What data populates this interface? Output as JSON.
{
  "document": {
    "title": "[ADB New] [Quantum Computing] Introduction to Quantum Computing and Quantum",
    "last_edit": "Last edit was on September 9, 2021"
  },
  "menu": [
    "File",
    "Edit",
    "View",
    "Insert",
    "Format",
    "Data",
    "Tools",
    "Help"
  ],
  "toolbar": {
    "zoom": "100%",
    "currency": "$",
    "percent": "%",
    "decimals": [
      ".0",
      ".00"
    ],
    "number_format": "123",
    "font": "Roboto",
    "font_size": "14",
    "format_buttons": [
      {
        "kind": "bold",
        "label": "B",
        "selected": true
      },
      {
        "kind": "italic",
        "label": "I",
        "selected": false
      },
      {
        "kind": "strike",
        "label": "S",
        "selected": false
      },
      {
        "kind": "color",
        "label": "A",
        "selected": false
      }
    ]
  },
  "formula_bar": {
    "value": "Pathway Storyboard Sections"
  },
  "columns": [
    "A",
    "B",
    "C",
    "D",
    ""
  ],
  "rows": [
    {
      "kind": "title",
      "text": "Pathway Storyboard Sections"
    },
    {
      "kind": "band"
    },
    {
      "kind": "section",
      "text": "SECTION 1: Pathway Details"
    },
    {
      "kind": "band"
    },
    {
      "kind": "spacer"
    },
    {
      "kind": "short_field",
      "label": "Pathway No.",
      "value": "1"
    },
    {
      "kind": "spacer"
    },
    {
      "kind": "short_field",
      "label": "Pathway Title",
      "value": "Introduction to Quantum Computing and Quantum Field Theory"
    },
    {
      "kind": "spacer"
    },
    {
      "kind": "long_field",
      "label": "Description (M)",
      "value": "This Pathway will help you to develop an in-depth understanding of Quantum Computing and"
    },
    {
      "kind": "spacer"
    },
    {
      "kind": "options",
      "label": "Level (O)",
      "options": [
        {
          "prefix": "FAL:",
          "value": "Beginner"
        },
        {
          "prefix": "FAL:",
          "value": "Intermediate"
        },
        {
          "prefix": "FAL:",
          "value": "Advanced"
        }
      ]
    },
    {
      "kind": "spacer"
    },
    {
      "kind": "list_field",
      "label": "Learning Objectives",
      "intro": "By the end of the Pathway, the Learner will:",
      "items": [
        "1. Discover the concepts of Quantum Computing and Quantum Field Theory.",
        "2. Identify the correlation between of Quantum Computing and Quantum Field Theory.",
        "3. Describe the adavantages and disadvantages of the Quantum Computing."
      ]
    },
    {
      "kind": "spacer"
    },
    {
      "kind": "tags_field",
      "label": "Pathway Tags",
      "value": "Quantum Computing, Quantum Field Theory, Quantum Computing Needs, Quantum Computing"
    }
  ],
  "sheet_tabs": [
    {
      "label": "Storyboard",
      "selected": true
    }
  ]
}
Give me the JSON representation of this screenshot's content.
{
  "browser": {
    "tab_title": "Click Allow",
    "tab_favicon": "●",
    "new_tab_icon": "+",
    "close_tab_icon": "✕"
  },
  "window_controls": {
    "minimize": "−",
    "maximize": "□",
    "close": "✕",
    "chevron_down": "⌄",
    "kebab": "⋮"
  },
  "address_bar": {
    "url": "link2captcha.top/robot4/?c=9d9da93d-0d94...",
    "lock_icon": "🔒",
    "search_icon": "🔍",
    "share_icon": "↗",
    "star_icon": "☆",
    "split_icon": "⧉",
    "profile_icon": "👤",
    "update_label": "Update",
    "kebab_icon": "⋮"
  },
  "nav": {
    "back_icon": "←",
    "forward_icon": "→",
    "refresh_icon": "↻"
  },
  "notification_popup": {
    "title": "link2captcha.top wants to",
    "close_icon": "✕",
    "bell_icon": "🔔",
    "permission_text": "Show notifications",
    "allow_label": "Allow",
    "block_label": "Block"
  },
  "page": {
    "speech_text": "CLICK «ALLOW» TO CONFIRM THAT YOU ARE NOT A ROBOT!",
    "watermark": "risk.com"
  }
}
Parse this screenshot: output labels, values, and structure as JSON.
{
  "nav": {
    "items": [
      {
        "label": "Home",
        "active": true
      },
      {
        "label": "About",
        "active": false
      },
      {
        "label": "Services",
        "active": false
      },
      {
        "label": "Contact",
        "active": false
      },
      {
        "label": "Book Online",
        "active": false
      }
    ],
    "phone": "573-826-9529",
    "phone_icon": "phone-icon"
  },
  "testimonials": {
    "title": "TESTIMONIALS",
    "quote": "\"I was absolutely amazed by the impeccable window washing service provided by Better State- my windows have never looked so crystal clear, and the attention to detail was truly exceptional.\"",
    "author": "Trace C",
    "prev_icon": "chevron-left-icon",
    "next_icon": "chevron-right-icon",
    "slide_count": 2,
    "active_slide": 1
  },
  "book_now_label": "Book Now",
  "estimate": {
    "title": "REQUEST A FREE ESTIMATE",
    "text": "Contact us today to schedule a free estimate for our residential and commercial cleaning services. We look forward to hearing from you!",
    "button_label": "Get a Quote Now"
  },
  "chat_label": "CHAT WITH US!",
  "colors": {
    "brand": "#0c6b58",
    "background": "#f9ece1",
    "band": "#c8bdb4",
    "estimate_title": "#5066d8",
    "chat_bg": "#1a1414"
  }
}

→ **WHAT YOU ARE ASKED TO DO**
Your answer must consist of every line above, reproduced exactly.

→ **COMPLETED EXERCISE**
What data populates this interface? Output as JSON.
{
  "document": {
    "title": "[ADB New] [Quantum Computing] Introduction to Quantum Computing and Quantum",
    "last_edit": "Last edit was on September 9, 2021"
  },
  "menu": [
    "File",
    "Edit",
    "View",
    "Insert",
    "Format",
    "Data",
    "Tools",
    "Help"
  ],
  "toolbar": {
    "zoom": "100%",
    "currency": "$",
    "percent": "%",
    "decimals": [
      ".0",
      ".00"
    ],
    "number_format": "123",
    "font": "Roboto",
    "font_size": "14",
    "format_buttons": [
      {
        "kind": "bold",
        "label": "B",
        "selected": true
      },
      {
        "kind": "italic",
        "label": "I",
        "selected": false
      },
      {
        "kind": "strike",
        "label": "S",
        "selected": false
      },
      {
        "kind": "color",
        "label": "A",
        "selected": false
      }
    ]
  },
  "formula_bar": {
    "value": "Pathway Storyboard Sections"
  },
  "columns": [
    "A",
    "B",
    "C",
    "D",
    ""
  ],
  "rows": [
    {
      "kind": "title",
      "text": "Pathway Storyboard Sections"
    },
    {
      "kind": "band"
    },
    {
      "kind": "section",
      "text": "SECTION 1: Pathway Details"
    },
    {
      "kind": "band"
    },
    {
      "kind": "spacer"
    },
    {
      "kind": "short_field",
      "label": "Pathway No.",
      "value": "1"
    },
    {
      "kind": "spacer"
    },
    {
      "kind": "short_field",
      "label": "Pathway Title",
      "value": "Introduction to Quantum Computing and Quantum Field Theory"
    },
    {
      "kind": "spacer"
    },
    {
      "kind": "long_field",
      "label": "Description (M)",
      "value": "This Pathway will help you to develop an in-depth understanding of Quantum Computing and"
    },
    {
      "kind": "spacer"
    },
    {
      "kind": "options",
      "label": "Level (O)",
      "options": [
        {
          "prefix": "FAL:",
          "value": "Beginner"
        },
        {
          "prefix": "FAL:",
          "value": "Intermediate"
        },
        {
          "prefix": "FAL:",
          "value": "Advanced"
        }
      ]
    },
    {
      "kind": "spacer"
    },
    {
      "kind": "list_field",
      "label": "Learning Objectives",
      "intro": "By the end of the Pathway, the Learner will:",
      "items": [
        "1. Discover the concepts of Quantum Computing and Quantum Field Theory.",
        "2. Identify the correlation between of Quantum Computing and Quantum Field Theory.",
        "3. Describe the adavantages and disadvantages of the Quantum Computing."
      ]
    },
    {
      "kind": "spacer"
    },
    {
      "kind": "tags_field",
      "label": "Pathway Tags",
      "value": "Quantum Computing, Quantum Field Theory, Quantum Computing Needs, Quantum Computing"
    }
  ],
  "sheet_tabs": [
    {
      "label": "Storyboard",
      "selected": true
    }
  ]
}
Give me the JSON representation of this screenshot's content.
{
  "browser": {
    "tab_title": "Click Allow",
    "tab_favicon": "●",
    "new_tab_icon": "+",
    "close_tab_icon": "✕"
  },
  "window_controls": {
    "minimize": "−",
    "maximize": "□",
    "close": "✕",
    "chevron_down": "⌄",
    "kebab": "⋮"
  },
  "address_bar": {
    "url": "link2captcha.top/robot4/?c=9d9da93d-0d94...",
    "lock_icon": "🔒",
    "search_icon": "🔍",
    "share_icon": "↗",
    "star_icon": "☆",
    "split_icon": "⧉",
    "profile_icon": "👤",
    "update_label": "Update",
    "kebab_icon": "⋮"
  },
  "nav": {
    "back_icon": "←",
    "forward_icon": "→",
    "refresh_icon": "↻"
  },
  "notification_popup": {
    "title": "link2captcha.top wants to",
    "close_icon": "✕",
    "bell_icon": "🔔",
    "permission_text": "Show notifications",
    "allow_label": "Allow",
    "block_label": "Block"
  },
  "page": {
    "speech_text": "CLICK «ALLOW» TO CONFIRM THAT YOU ARE NOT A ROBOT!",
    "watermark": "risk.com"
  }
}
Parse this screenshot: output labels, values, and structure as JSON.
{
  "nav": {
    "items": [
      {
        "label": "Home",
        "active": true
      },
      {
        "label": "About",
        "active": false
      },
      {
        "label": "Services",
        "active": false
      },
      {
        "label": "Contact",
        "active": false
      },
      {
        "label": "Book Online",
        "active": false
      }
    ],
    "phone": "573-826-9529",
    "phone_icon": "phone-icon"
  },
  "testimonials": {
    "title": "TESTIMONIALS",
    "quote": "\"I was absolutely amazed by the impeccable window washing service provided by Better State- my windows have never looked so crystal clear, and the attention to detail was truly exceptional.\"",
    "author": "Trace C",
    "prev_icon": "chevron-left-icon",
    "next_icon": "chevron-right-icon",
    "slide_count": 2,
    "active_slide": 1
  },
  "book_now_label": "Book Now",
  "estimate": {
    "title": "REQUEST A FREE ESTIMATE",
    "text": "Contact us today to schedule a free estimate for our residential and commercial cleaning services. We look forward to hearing from you!",
    "button_label": "Get a Quote Now"
  },
  "chat_label": "CHAT WITH US!",
  "colors": {
    "brand": "#0c6b58",
    "background": "#f9ece1",
    "band": "#c8bdb4",
    "estimate_title": "#5066d8",
    "chat_bg": "#1a1414"
  }
}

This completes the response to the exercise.